• [INSTRUCTIONS TO FOLLOW]
How many lines in the records below contain the string "autotrade"? Answer with the number alone.

• [DATA LISTING]
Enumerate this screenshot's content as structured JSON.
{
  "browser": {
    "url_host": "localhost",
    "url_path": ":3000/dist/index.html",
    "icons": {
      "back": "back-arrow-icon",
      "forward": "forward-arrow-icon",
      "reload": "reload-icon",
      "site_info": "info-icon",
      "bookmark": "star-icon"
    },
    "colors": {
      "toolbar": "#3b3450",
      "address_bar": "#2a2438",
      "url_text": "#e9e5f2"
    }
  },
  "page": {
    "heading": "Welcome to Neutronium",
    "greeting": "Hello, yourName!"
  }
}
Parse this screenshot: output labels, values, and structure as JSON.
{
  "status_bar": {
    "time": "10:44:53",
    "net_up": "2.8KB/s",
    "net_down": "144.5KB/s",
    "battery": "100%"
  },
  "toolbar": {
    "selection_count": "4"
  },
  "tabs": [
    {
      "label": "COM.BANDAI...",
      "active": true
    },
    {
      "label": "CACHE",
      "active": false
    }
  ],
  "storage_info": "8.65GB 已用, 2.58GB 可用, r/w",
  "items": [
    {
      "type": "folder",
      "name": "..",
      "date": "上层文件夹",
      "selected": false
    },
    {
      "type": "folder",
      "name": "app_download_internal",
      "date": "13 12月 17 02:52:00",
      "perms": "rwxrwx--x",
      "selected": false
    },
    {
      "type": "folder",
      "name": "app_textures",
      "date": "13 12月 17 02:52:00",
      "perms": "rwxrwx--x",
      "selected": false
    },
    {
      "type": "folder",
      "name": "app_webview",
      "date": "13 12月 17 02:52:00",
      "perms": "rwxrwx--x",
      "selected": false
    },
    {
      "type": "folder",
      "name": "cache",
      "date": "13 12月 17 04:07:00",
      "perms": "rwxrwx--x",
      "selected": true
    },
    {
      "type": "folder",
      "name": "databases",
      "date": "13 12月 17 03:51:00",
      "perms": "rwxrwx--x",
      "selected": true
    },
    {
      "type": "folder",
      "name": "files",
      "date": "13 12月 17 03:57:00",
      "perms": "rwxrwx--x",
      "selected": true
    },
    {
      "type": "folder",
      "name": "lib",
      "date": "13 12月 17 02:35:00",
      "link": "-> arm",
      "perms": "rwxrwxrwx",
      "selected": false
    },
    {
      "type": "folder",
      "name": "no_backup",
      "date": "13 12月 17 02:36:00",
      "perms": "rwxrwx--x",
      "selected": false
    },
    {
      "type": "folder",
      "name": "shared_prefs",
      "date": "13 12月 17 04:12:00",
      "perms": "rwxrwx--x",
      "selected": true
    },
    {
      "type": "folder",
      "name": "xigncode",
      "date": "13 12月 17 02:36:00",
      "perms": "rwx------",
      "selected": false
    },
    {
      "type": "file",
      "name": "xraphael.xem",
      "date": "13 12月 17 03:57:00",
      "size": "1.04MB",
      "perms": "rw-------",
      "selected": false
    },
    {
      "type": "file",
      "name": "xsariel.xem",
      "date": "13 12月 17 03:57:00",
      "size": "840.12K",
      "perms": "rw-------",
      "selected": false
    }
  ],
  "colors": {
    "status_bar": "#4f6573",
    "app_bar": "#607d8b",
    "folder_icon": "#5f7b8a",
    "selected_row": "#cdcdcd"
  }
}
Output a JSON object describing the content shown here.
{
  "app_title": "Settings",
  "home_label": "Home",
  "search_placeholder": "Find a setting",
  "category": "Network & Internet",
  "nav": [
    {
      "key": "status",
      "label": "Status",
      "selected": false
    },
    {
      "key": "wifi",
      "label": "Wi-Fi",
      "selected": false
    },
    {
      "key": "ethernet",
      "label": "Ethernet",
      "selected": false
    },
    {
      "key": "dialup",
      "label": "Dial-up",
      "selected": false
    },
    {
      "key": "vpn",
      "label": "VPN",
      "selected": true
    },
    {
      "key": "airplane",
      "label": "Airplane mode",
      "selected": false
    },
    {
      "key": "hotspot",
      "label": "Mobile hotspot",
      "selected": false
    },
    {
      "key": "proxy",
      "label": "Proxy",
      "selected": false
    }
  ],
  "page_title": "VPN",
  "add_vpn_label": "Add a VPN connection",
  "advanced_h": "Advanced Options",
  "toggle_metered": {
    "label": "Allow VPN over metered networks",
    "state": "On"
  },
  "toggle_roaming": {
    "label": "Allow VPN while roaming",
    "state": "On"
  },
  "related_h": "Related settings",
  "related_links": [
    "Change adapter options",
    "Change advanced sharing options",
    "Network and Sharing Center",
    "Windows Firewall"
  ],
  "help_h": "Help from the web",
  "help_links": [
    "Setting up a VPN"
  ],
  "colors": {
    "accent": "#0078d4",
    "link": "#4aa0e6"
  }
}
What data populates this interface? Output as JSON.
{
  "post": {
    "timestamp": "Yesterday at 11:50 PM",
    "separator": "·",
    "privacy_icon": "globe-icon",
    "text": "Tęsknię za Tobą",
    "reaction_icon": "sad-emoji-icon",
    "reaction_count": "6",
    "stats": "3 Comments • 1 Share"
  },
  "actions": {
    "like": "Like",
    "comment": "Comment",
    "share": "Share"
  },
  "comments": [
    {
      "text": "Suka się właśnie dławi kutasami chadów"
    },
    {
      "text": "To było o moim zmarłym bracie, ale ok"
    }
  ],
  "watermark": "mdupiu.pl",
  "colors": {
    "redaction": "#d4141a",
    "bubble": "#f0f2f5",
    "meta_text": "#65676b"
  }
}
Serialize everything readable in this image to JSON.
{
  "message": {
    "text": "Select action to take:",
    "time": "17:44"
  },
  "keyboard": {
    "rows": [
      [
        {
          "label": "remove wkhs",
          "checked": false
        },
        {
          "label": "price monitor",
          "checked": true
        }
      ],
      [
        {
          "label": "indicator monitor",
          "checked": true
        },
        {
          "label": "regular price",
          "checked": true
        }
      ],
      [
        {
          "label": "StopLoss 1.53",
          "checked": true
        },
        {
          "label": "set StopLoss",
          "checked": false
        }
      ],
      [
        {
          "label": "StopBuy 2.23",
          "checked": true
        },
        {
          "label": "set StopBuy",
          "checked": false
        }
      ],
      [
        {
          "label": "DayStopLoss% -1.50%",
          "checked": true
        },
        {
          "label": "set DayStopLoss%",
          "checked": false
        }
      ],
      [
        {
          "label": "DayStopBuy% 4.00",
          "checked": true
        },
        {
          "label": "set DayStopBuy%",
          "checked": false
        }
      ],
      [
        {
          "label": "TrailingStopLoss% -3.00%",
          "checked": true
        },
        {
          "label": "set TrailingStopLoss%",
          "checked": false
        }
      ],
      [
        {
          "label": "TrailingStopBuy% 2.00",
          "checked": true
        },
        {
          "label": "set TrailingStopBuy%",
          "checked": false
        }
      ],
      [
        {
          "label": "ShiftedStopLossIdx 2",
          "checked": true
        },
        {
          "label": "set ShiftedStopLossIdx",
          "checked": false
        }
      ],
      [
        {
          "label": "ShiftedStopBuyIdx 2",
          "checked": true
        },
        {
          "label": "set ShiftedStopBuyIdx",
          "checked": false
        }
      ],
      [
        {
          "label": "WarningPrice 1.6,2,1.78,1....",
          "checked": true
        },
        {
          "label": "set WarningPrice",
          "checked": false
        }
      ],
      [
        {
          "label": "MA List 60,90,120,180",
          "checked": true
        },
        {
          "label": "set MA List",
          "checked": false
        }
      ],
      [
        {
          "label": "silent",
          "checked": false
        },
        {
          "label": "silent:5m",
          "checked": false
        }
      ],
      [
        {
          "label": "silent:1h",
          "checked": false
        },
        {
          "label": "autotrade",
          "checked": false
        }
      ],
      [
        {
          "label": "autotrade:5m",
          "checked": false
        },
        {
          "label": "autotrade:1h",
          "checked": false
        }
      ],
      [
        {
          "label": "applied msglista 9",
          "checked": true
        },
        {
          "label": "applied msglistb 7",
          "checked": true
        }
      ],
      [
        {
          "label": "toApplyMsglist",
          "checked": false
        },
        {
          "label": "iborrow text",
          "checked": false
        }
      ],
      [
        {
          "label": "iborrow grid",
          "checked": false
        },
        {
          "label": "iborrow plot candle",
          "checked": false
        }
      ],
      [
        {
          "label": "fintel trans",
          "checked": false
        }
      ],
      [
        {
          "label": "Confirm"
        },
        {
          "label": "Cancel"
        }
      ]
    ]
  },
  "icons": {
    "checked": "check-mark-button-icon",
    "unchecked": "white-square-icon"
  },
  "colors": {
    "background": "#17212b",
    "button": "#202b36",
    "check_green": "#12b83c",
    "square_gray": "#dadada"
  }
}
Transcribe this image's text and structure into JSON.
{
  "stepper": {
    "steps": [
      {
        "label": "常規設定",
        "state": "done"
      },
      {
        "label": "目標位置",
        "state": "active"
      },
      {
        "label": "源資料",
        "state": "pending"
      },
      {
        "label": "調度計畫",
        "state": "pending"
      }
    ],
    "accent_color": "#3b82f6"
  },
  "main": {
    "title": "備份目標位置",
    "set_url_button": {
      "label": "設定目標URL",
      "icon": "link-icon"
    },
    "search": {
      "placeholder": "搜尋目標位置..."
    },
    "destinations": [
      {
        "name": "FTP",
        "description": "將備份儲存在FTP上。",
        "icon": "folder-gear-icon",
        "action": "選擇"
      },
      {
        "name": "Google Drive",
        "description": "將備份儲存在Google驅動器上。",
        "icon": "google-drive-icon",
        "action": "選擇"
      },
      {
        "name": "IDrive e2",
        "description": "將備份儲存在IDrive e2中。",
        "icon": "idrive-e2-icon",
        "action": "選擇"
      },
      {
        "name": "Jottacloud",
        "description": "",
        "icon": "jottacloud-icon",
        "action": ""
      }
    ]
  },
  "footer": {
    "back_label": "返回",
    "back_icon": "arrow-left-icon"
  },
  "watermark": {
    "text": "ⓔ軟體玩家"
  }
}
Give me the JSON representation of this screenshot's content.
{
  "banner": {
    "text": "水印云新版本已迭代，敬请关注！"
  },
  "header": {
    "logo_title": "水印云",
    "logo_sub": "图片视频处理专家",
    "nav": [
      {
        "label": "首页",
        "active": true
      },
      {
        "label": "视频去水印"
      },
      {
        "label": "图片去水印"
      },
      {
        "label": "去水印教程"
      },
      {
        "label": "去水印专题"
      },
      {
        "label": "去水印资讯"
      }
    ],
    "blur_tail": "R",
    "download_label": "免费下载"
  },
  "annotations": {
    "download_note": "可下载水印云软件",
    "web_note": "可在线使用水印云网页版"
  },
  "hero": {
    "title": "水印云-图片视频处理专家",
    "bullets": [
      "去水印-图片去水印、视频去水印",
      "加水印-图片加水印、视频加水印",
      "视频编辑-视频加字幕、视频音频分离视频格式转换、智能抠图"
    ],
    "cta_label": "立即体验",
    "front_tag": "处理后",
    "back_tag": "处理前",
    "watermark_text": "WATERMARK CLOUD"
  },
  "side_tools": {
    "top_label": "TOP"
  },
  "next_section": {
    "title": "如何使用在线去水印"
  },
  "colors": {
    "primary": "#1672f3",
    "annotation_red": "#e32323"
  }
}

• [EXERCISE RESULT]
3